To re-embark on the “road to zero,” President Obama wants another nuclear reduction treaty with Russia—on the heels of the New START treaty from his first term in office. But as Heritage Distinguished Fellow Kim Holmes explains in a recent op-ed, “Russian President Vladimir Putin doesn’t believe in the ‘road to zero.’ He finds it a fantasy that would undermine Russia’s strategic power.”
Obama’s attempts to reach the “road to zero” are misguided. For one thing, Congress remembers the short end of the deal they got in New START and likely will not want a repeat. For another, Russia is not interested in any deal that reduces its nuclear capability at all. Finally, Russia’s arsenal is not the primary nuclear threat the U.S. should be worried about.
Since the reductions to the U.S. nuclear arsenal from New START were announced in 2010, North Korea has repeatedly threatened to fire missiles at South Korea and the U.S. and has conducted nuclear tests that prove it has the capability to deliver on that threat. In Iran, though new President Hassan Rowhani expressed interest in direct talks with the U.S. over its nuclear program, Iran is in fact close to “critical capability,” according to The Economist. This is “the point at which it could make a dash to produce enough weapons-grade uranium for one or more bombs before…Western intelligence agencies would even know it had done so.” Clearly, none of President Obama’s previous cuts to the nuclear arsenal has convinced those who wish the U.S. harm to do the same.
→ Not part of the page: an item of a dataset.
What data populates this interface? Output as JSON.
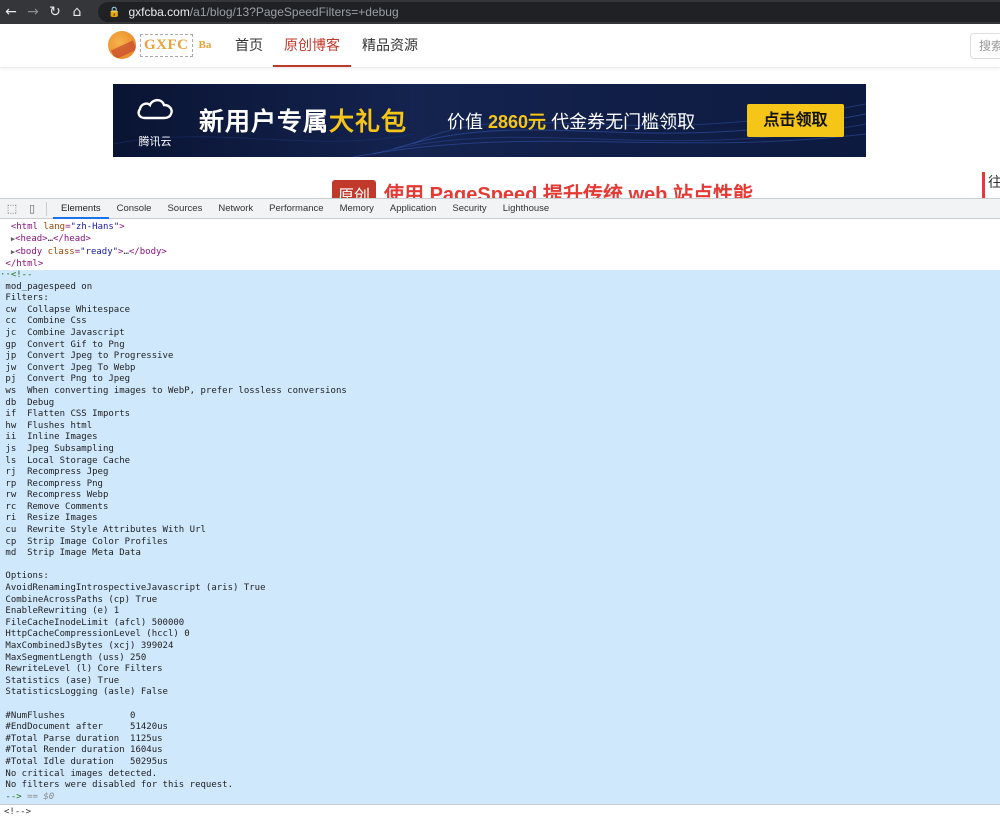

More nuclear weapons reductions on America’s part will not suddenly change the aspirations of America’s enemies for nuclear weapons. As Ronald Reagan advised, “Experience has taught us that preparedness deters aggression and that weakness invites it.” The only game changer in a proliferating world is, and will continue to be, a strong U.S. nuclear deterrent.